Data records Start Marker

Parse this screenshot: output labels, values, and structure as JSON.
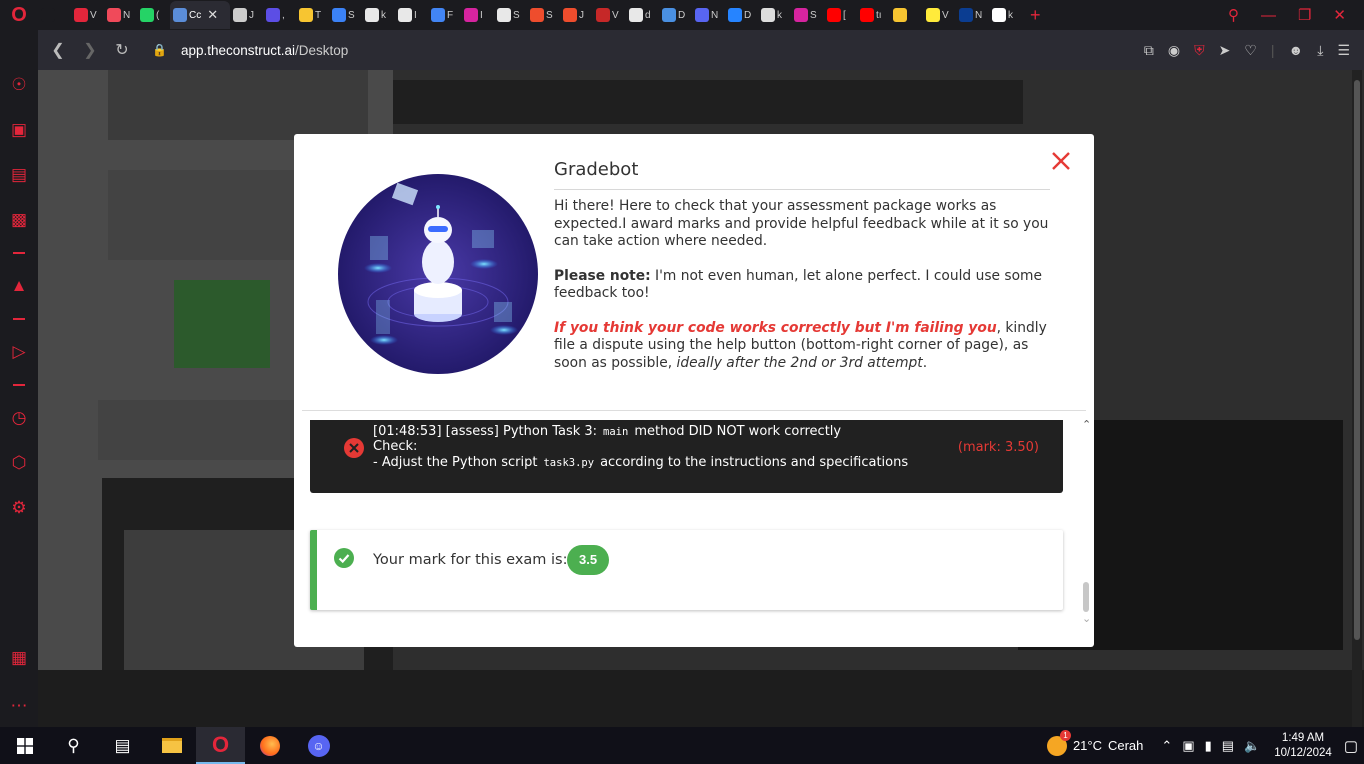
{
  "browser": {
    "tabs": [
      {
        "label": "",
        "fav_color": "#1b1b1f",
        "icon": "game-icon"
      },
      {
        "label": "V",
        "fav_color": "#e3263b",
        "icon": "opera-icon"
      },
      {
        "label": "N",
        "fav_color": "#f04a5a",
        "icon": "app-icon"
      },
      {
        "label": "(",
        "fav_color": "#25d366",
        "icon": "whatsapp-icon"
      },
      {
        "label": "Cc",
        "fav_color": "#5b8dd9",
        "icon": "construct-icon",
        "active": true
      },
      {
        "label": "J",
        "fav_color": "#cccccc",
        "icon": "chatgpt-icon"
      },
      {
        "label": ",",
        "fav_color": "#5c4ee5",
        "icon": "list-icon"
      },
      {
        "label": "T",
        "fav_color": "#f7c531",
        "icon": "note-icon"
      },
      {
        "label": "S",
        "fav_color": "#3b82f6",
        "icon": "bookmark-icon"
      },
      {
        "label": "k",
        "fav_color": "#e8e8e8",
        "icon": "chatgpt-icon"
      },
      {
        "label": "I",
        "fav_color": "#e8e8e8",
        "icon": "chatgpt-icon"
      },
      {
        "label": "F",
        "fav_color": "#4285f4",
        "icon": "docs-icon"
      },
      {
        "label": "I",
        "fav_color": "#d6249f",
        "icon": "instagram-icon"
      },
      {
        "label": "S",
        "fav_color": "#e8e8e8",
        "icon": "chatgpt-icon"
      },
      {
        "label": "S",
        "fav_color": "#ee4d2d",
        "icon": "shopee-icon"
      },
      {
        "label": "J",
        "fav_color": "#ee4d2d",
        "icon": "shopee-icon"
      },
      {
        "label": "V",
        "fav_color": "#c62828",
        "icon": "video-icon"
      },
      {
        "label": "d",
        "fav_color": "#e8e8e8",
        "icon": "dicoding-icon"
      },
      {
        "label": "D",
        "fav_color": "#4a90e2",
        "icon": "heart-icon"
      },
      {
        "label": "N",
        "fav_color": "#5865f2",
        "icon": "m-icon"
      },
      {
        "label": "D",
        "fav_color": "#2684ff",
        "icon": "s-icon"
      },
      {
        "label": "k",
        "fav_color": "#dddddd",
        "icon": "page-icon"
      },
      {
        "label": "S",
        "fav_color": "#d6249f",
        "icon": "instagram-icon"
      },
      {
        "label": "[",
        "fav_color": "#ff0000",
        "icon": "youtube-icon"
      },
      {
        "label": "tı",
        "fav_color": "#ff0000",
        "icon": "youtube-icon"
      },
      {
        "label": "",
        "fav_color": "#f7c531",
        "icon": "note-icon"
      },
      {
        "label": "V",
        "fav_color": "#ffeb3b",
        "icon": "mail-icon"
      },
      {
        "label": "N",
        "fav_color": "#0b3d91",
        "icon": "nasa-icon"
      },
      {
        "label": "k",
        "fav_color": "#ffffff",
        "icon": "github-icon"
      }
    ],
    "url_host": "app.theconstruct.ai",
    "url_path": "/Desktop"
  },
  "modal": {
    "title": "Gradebot",
    "intro": "Hi there! Here to check that your assessment package works as expected.I award marks and provide helpful feedback while at it so you can take action where needed.",
    "note_label": "Please note:",
    "note_text": " I'm not even human, let alone perfect. I could use some feedback too!",
    "dispute_warn": "If you think your code works correctly but I'm failing you",
    "dispute_text": ", kindly file a dispute using the help button (bottom-right corner of page), as soon as possible, ",
    "dispute_ital": "ideally after the 2nd or 3rd attempt",
    "dispute_end": ".",
    "log": {
      "line1_pre": "[01:48:53] [assess] Python Task 3:",
      "line1_code": "main",
      "line1_post": "method DID NOT work correctly",
      "line2": "Check:",
      "line3_pre": "- Adjust the Python script",
      "line3_code": "task3.py",
      "line3_post": "according to the instructions and specifications",
      "mark": "(mark: 3.50)"
    },
    "result_text": "Your mark for this exam is:",
    "score": "3.5"
  },
  "taskbar": {
    "weather_temp": "21°C",
    "weather_text": "Cerah",
    "weather_badge": "1",
    "time": "1:49 AM",
    "date": "10/12/2024"
  },
  "colors": {
    "accent": "#e3263b",
    "error": "#e53935",
    "success": "#4caf50"
  }
}
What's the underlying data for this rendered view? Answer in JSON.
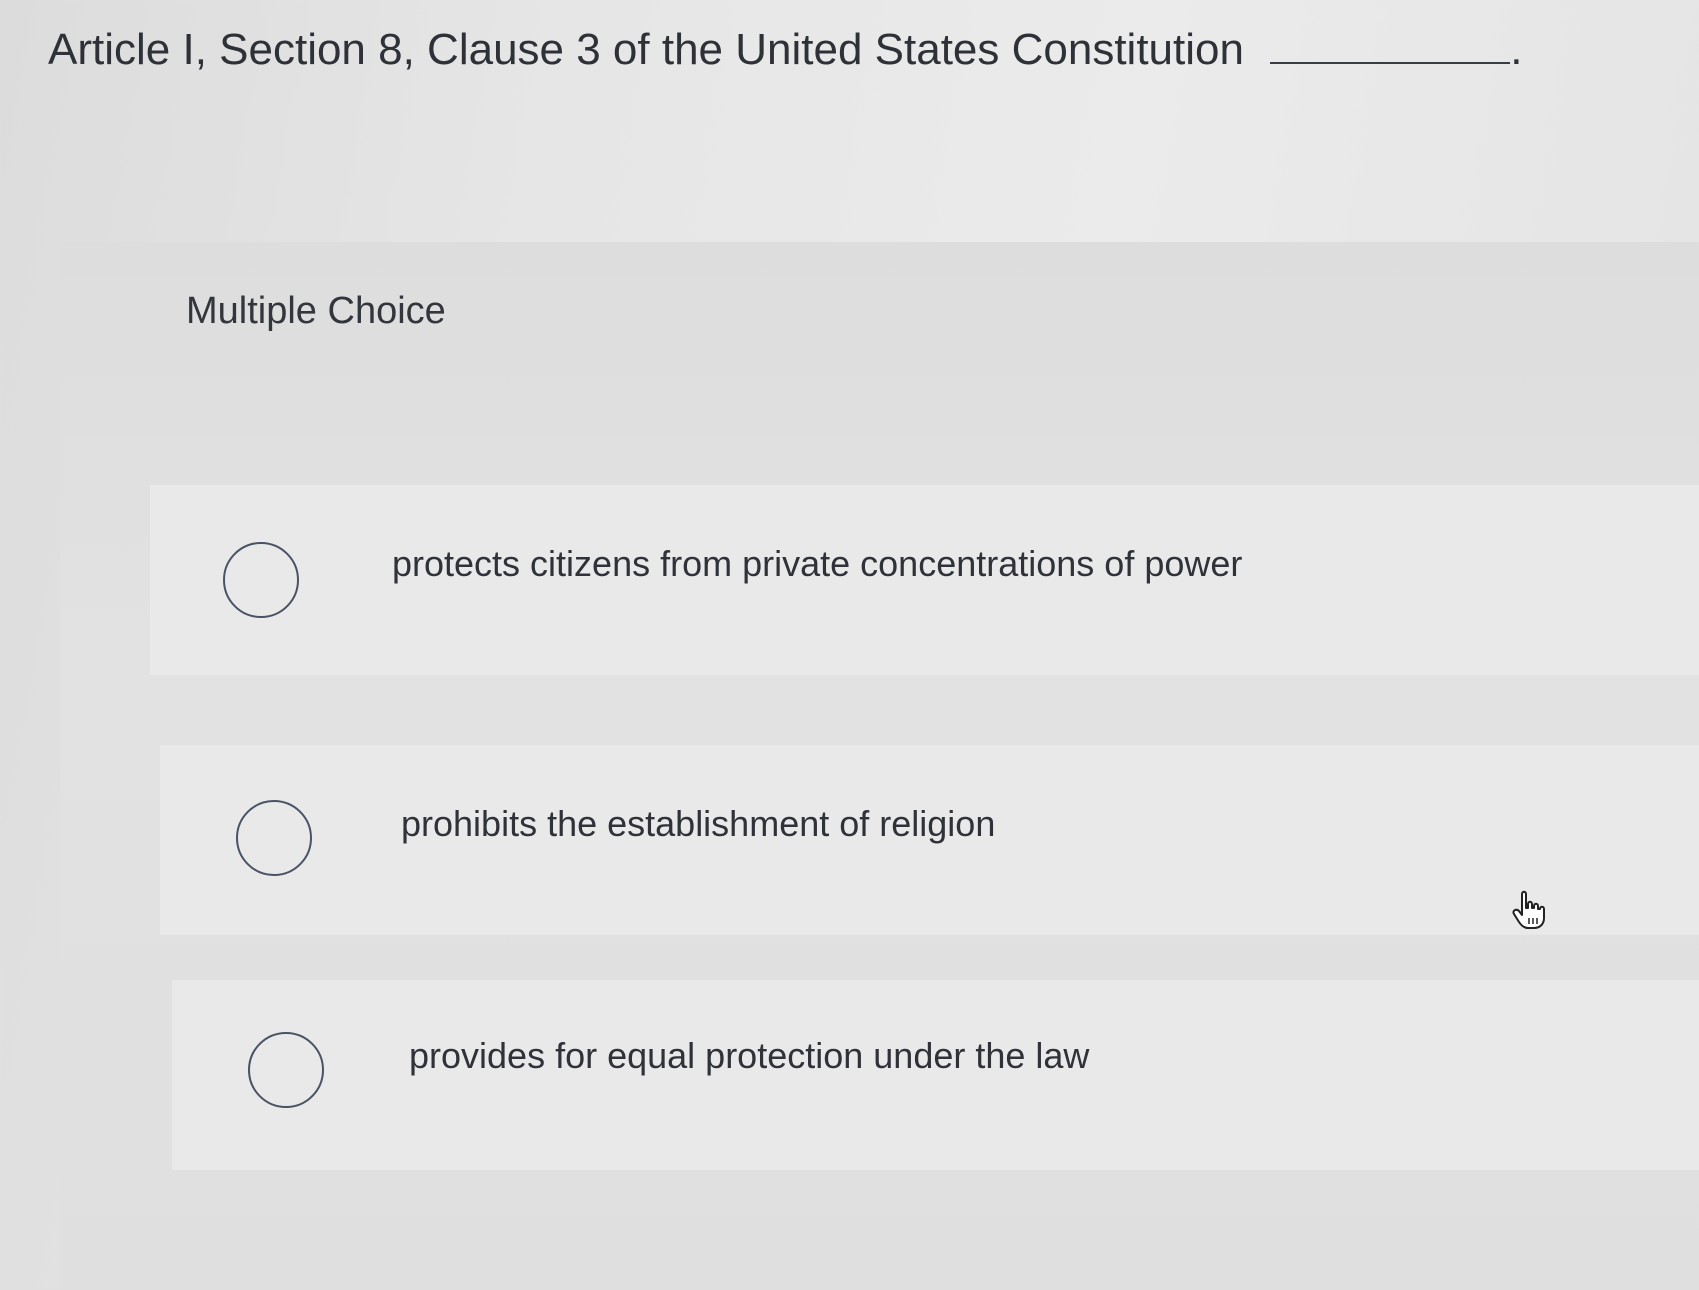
{
  "question": {
    "text": "Article I, Section 8, Clause 3 of the United States Constitution",
    "trailing": "."
  },
  "section_label": "Multiple Choice",
  "options": [
    {
      "label": "protects citizens from private concentrations of power",
      "selected": false
    },
    {
      "label": "prohibits the establishment of religion",
      "selected": false
    },
    {
      "label": "provides for equal protection under the law",
      "selected": false
    }
  ],
  "cursor_icon": "hand-pointer-icon",
  "colors": {
    "text": "#2e3138",
    "radio_border": "#4a5366",
    "option_bg": "#e9e9e9",
    "panel_bg": "#dfdfdf"
  }
}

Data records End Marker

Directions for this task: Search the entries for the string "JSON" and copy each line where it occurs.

Exercise solution:
Parse this screenshot: output labels, values, and structure as JSON.
What's the underlying data for this rendered view? Answer in JSON.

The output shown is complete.